Once a new low- income senior housing project started going vertical a few months back, the applications came in fast and furious. The government-funded apartments on Bloomingdale Avenue in Valrico were all leased out before construction was even completed.
While affordable senior housing is in high demand in Hillsborough County, it falls right in line with the demand for low income housing in all age brackets, said Affordable Housing Manager Terry Thomas.
Hillsborough County’s newest housing complex, Laburnum Gardens, is part of the solution to the problem of affordable senior housing. “We find the need is across the board in Hillsborough County and throughout the state,” Thomas said.
All 81 units at Laburnum Gardens are reserved for seniors with incomes at or below 60% of the area’s median income. To qualify for one of the units, the annual maximum income for prospective residents ranges from $18,760 to $40,140, depending on family size. The maximum monthly rent will run from $502 for a one-bedroom unit to $904 for a two-bedroom unit. Five of the units are designed for people with mobility challenges, and two are for those with hearing or vision disabilities. This particular apartment complex also has several amenities, including a clubhouse and community area, elevators in each building, a nature trail and shuffleboard court.

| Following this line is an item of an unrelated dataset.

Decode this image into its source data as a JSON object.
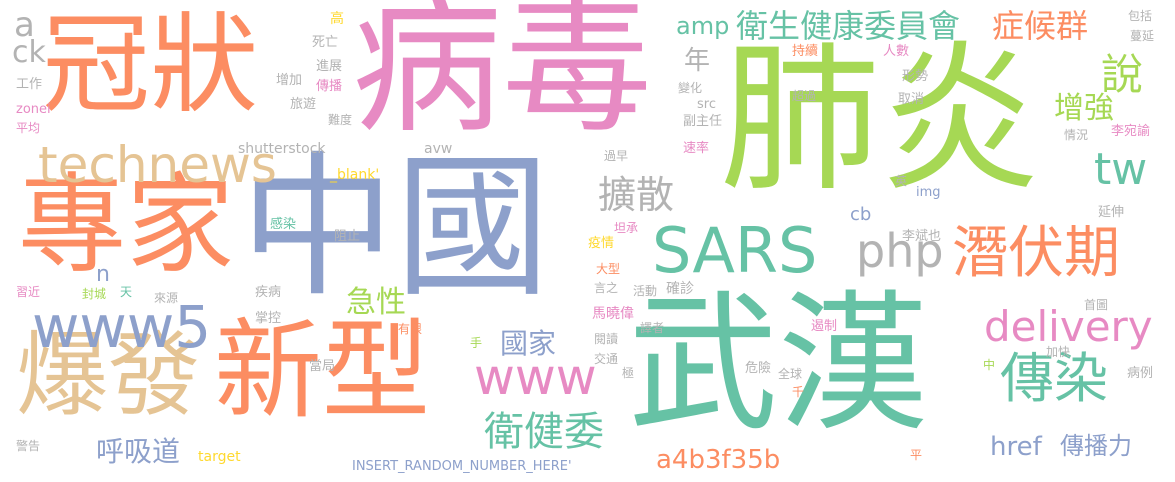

The county has been funding low-income projects like Laburnum Gardens since the early 1990s, Thomas said. “We receive federal funds and State Housing Initiative Partnership funds, or SHIP,” Thomas said. “Generally, we do two-to- three projects per year. While this one is for 55 and over, some are for singles and families in need. There is a great need for affordable housing here and all over,” he added. “The good thing about these units is they were funded with low income housing tax credits,” which come from the federal government. “That is a real positive.”
And it means the rent must be kept at a level for low-income renters. Low-income-housing tax credits are allocated to each state, and developers then apply for those funds to build affordable housing, based on the type of project the state wants built, Thomas explained. “Once the developer gets through permitting and starts construction, it will start setting up its management company and start taking applications.”
According to Thomas, these apartments are at full capacity. Laburnum Gardens, 1146 E. Bloomingdale Ave., was developed by Southport Development, Inc. and is partially funded by Hillsborough County. This kind of public-private partnership is becoming increasingly valuable as SHIP funding has significantly declined in recent years. For this one, Thomas said, the developer likely did a market study that showed the Valrico area was in great need of a senior housing project.
Hillsborough Organization for Progress and Equality, HOPE, is a local nonprofit made up of members from various churches in the county. HOPE members are pushing for social justice. According to HOPE, there are some 3,000 low-income seniors on a waiting list for basic services, like meals, light housekeeping and transportation for doctor appointments and to get them to the grocery store. Senior housing has been one of the big issues on the group’s agenda in recent years. Its members have urged the county commission to set aside $15 million each year for affordable senior projects. The county currently sets aside $5 million for senior housing.
For more information, visit the development’s website at www.apartments.com/laburnum-gardens-valrico-fl/de5nrxj/ or visit www.hillsboroughcounty.org/government/departments/affordable-housing to learn more about the county’s programs for low income housing, and add yourself to the “interested party” list for updates.